[Items from a dataset]
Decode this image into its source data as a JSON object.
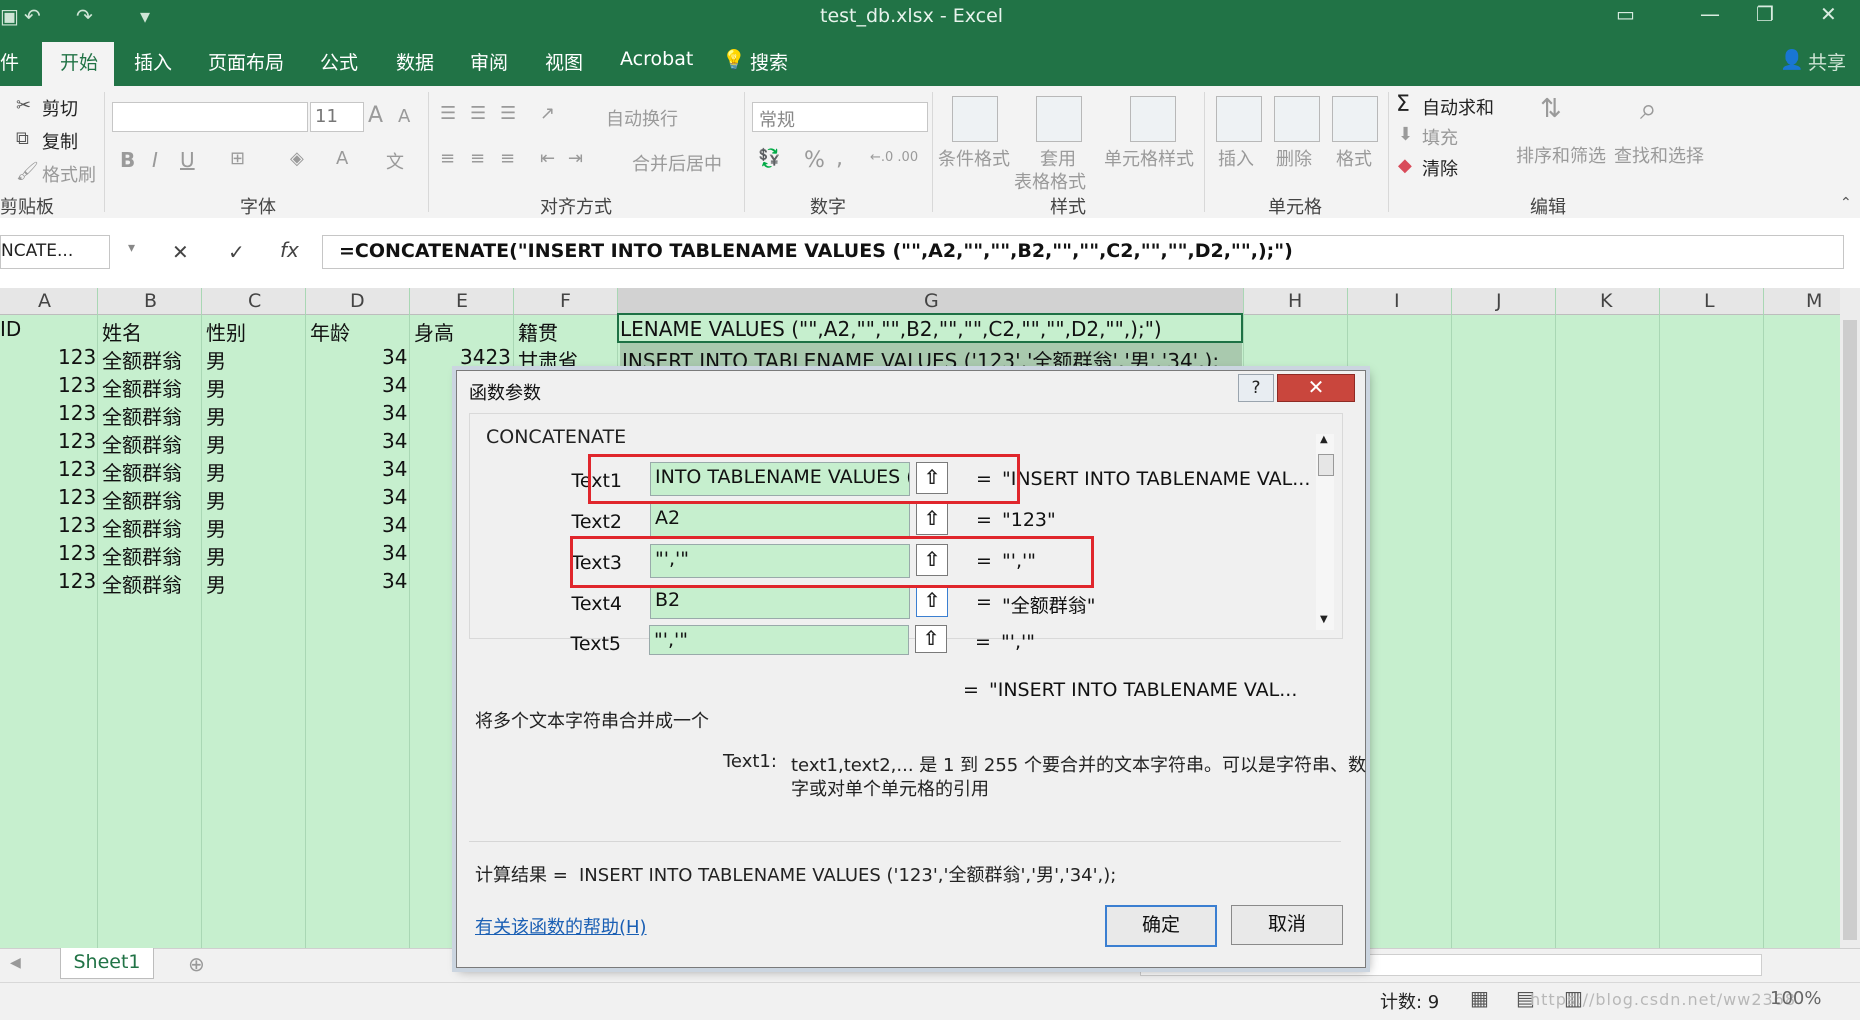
{
  "window": {
    "title": "test_db.xlsx  -  Excel",
    "minimize": "—",
    "restore": "❐",
    "close": "✕"
  },
  "tabs": [
    {
      "label": "件"
    },
    {
      "label": "开始"
    },
    {
      "label": "插入"
    },
    {
      "label": "页面布局"
    },
    {
      "label": "公式"
    },
    {
      "label": "数据"
    },
    {
      "label": "审阅"
    },
    {
      "label": "视图"
    },
    {
      "label": "Acrobat"
    },
    {
      "label": "搜索"
    }
  ],
  "share_label": "共享",
  "ribbon": {
    "clipboard": {
      "cut": "剪切",
      "copy": "复制",
      "format_painter": "格式刷",
      "group": "剪贴板"
    },
    "font": {
      "size": "11",
      "group": "字体",
      "bold": "B",
      "italic": "I",
      "underline": "U"
    },
    "alignment": {
      "wrap": "自动换行",
      "merge": "合并后居中",
      "group": "对齐方式"
    },
    "number": {
      "format": "常规",
      "percent": "%",
      "comma": ",",
      "group": "数字"
    },
    "styles": {
      "conditional": "条件格式",
      "table_line1": "套用",
      "table_line2": "表格格式",
      "cell_styles": "单元格样式",
      "group": "样式"
    },
    "cells": {
      "insert": "插入",
      "delete": "删除",
      "format": "格式",
      "group": "单元格"
    },
    "editing": {
      "autosum": "自动求和",
      "fill": "填充",
      "clear": "清除",
      "sort": "排序和筛选",
      "find": "查找和选择",
      "group": "编辑"
    }
  },
  "formula_bar": {
    "name_box": "NCATE...",
    "cancel": "✕",
    "enter": "✓",
    "fx": "fx",
    "formula": "=CONCATENATE(\"INSERT INTO TABLENAME VALUES (\"\",A2,\"\",\"\",B2,\"\",\"\",C2,\"\",\"\",D2,\"\",);\")"
  },
  "columns": [
    "A",
    "B",
    "C",
    "D",
    "E",
    "F",
    "G",
    "H",
    "I",
    "J",
    "K",
    "L",
    "M"
  ],
  "header_row": {
    "a": "ID",
    "b": "姓名",
    "c": "性别",
    "d": "年龄",
    "e": "身高",
    "f": "籍贯",
    "g": "LENAME VALUES (\"\",A2,\"\",\"\",B2,\"\",\"\",C2,\"\",\"\",D2,\"\",);\")"
  },
  "row2": {
    "a": "123",
    "b": "全额群翁",
    "c": "男",
    "d": "34",
    "e": "3423",
    "f": "甘肃省",
    "g": "INSERT INTO TABLENAME VALUES ('123','全额群翁','男','34',);"
  },
  "data_rows": [
    {
      "a": "123",
      "b": "全额群翁",
      "c": "男",
      "d": "34"
    },
    {
      "a": "123",
      "b": "全额群翁",
      "c": "男",
      "d": "34"
    },
    {
      "a": "123",
      "b": "全额群翁",
      "c": "男",
      "d": "34"
    },
    {
      "a": "123",
      "b": "全额群翁",
      "c": "男",
      "d": "34"
    },
    {
      "a": "123",
      "b": "全额群翁",
      "c": "男",
      "d": "34"
    },
    {
      "a": "123",
      "b": "全额群翁",
      "c": "男",
      "d": "34"
    },
    {
      "a": "123",
      "b": "全额群翁",
      "c": "男",
      "d": "34"
    },
    {
      "a": "123",
      "b": "全额群翁",
      "c": "男",
      "d": "34"
    }
  ],
  "dialog": {
    "title": "函数参数",
    "help_glyph": "?",
    "close_glyph": "✕",
    "function_name": "CONCATENATE",
    "args": [
      {
        "label": "Text1",
        "value": "INTO TABLENAME VALUES ('\"",
        "result": "\"INSERT INTO TABLENAME VAL..."
      },
      {
        "label": "Text2",
        "value": "A2",
        "result": "\"123\""
      },
      {
        "label": "Text3",
        "value": "\"','\"",
        "result": "\"','\""
      },
      {
        "label": "Text4",
        "value": "B2",
        "result": "\"全额群翁\""
      },
      {
        "label": "Text5",
        "value": "\"','\"",
        "result": "\"','\""
      }
    ],
    "equals": "=",
    "total_result": "\"INSERT INTO TABLENAME VAL...",
    "description": "将多个文本字符串合并成一个",
    "arg_help_label": "Text1:",
    "arg_help_text_1": "text1,text2,... 是 1 到 255 个要合并的文本字符串。可以是字符串、数",
    "arg_help_text_2": "字或对单个单元格的引用",
    "calc_label": "计算结果 =",
    "calc_value": "INSERT INTO TABLENAME VALUES ('123','全额群翁','男','34',);",
    "help_link": "有关该函数的帮助(H)",
    "ok": "确定",
    "cancel": "取消"
  },
  "sheet_tab": "Sheet1",
  "status": {
    "count": "计数: 9",
    "zoom": "100%",
    "watermark": "https://blog.csdn.net/ww2368"
  }
}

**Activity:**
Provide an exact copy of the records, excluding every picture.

**Finished exercise:**
Decode this image into its source data as a JSON object.
{
  "window": {
    "title": "test_db.xlsx  -  Excel",
    "minimize": "—",
    "restore": "❐",
    "close": "✕"
  },
  "tabs": [
    {
      "label": "件"
    },
    {
      "label": "开始"
    },
    {
      "label": "插入"
    },
    {
      "label": "页面布局"
    },
    {
      "label": "公式"
    },
    {
      "label": "数据"
    },
    {
      "label": "审阅"
    },
    {
      "label": "视图"
    },
    {
      "label": "Acrobat"
    },
    {
      "label": "搜索"
    }
  ],
  "share_label": "共享",
  "ribbon": {
    "clipboard": {
      "cut": "剪切",
      "copy": "复制",
      "format_painter": "格式刷",
      "group": "剪贴板"
    },
    "font": {
      "size": "11",
      "group": "字体",
      "bold": "B",
      "italic": "I",
      "underline": "U"
    },
    "alignment": {
      "wrap": "自动换行",
      "merge": "合并后居中",
      "group": "对齐方式"
    },
    "number": {
      "format": "常规",
      "percent": "%",
      "comma": ",",
      "group": "数字"
    },
    "styles": {
      "conditional": "条件格式",
      "table_line1": "套用",
      "table_line2": "表格格式",
      "cell_styles": "单元格样式",
      "group": "样式"
    },
    "cells": {
      "insert": "插入",
      "delete": "删除",
      "format": "格式",
      "group": "单元格"
    },
    "editing": {
      "autosum": "自动求和",
      "fill": "填充",
      "clear": "清除",
      "sort": "排序和筛选",
      "find": "查找和选择",
      "group": "编辑"
    }
  },
  "formula_bar": {
    "name_box": "NCATE...",
    "cancel": "✕",
    "enter": "✓",
    "fx": "fx",
    "formula": "=CONCATENATE(\"INSERT INTO TABLENAME VALUES (\"\",A2,\"\",\"\",B2,\"\",\"\",C2,\"\",\"\",D2,\"\",);\")"
  },
  "columns": [
    "A",
    "B",
    "C",
    "D",
    "E",
    "F",
    "G",
    "H",
    "I",
    "J",
    "K",
    "L",
    "M"
  ],
  "header_row": {
    "a": "ID",
    "b": "姓名",
    "c": "性别",
    "d": "年龄",
    "e": "身高",
    "f": "籍贯",
    "g": "LENAME VALUES (\"\",A2,\"\",\"\",B2,\"\",\"\",C2,\"\",\"\",D2,\"\",);\")"
  },
  "row2": {
    "a": "123",
    "b": "全额群翁",
    "c": "男",
    "d": "34",
    "e": "3423",
    "f": "甘肃省",
    "g": "INSERT INTO TABLENAME VALUES ('123','全额群翁','男','34',);"
  },
  "data_rows": [
    {
      "a": "123",
      "b": "全额群翁",
      "c": "男",
      "d": "34"
    },
    {
      "a": "123",
      "b": "全额群翁",
      "c": "男",
      "d": "34"
    },
    {
      "a": "123",
      "b": "全额群翁",
      "c": "男",
      "d": "34"
    },
    {
      "a": "123",
      "b": "全额群翁",
      "c": "男",
      "d": "34"
    },
    {
      "a": "123",
      "b": "全额群翁",
      "c": "男",
      "d": "34"
    },
    {
      "a": "123",
      "b": "全额群翁",
      "c": "男",
      "d": "34"
    },
    {
      "a": "123",
      "b": "全额群翁",
      "c": "男",
      "d": "34"
    },
    {
      "a": "123",
      "b": "全额群翁",
      "c": "男",
      "d": "34"
    }
  ],
  "dialog": {
    "title": "函数参数",
    "help_glyph": "?",
    "close_glyph": "✕",
    "function_name": "CONCATENATE",
    "args": [
      {
        "label": "Text1",
        "value": "INTO TABLENAME VALUES ('\"",
        "result": "\"INSERT INTO TABLENAME VAL..."
      },
      {
        "label": "Text2",
        "value": "A2",
        "result": "\"123\""
      },
      {
        "label": "Text3",
        "value": "\"','\"",
        "result": "\"','\""
      },
      {
        "label": "Text4",
        "value": "B2",
        "result": "\"全额群翁\""
      },
      {
        "label": "Text5",
        "value": "\"','\"",
        "result": "\"','\""
      }
    ],
    "equals": "=",
    "total_result": "\"INSERT INTO TABLENAME VAL...",
    "description": "将多个文本字符串合并成一个",
    "arg_help_label": "Text1:",
    "arg_help_text_1": "text1,text2,... 是 1 到 255 个要合并的文本字符串。可以是字符串、数",
    "arg_help_text_2": "字或对单个单元格的引用",
    "calc_label": "计算结果 =",
    "calc_value": "INSERT INTO TABLENAME VALUES ('123','全额群翁','男','34',);",
    "help_link": "有关该函数的帮助(H)",
    "ok": "确定",
    "cancel": "取消"
  },
  "sheet_tab": "Sheet1",
  "status": {
    "count": "计数: 9",
    "zoom": "100%",
    "watermark": "https://blog.csdn.net/ww2368"
  }
}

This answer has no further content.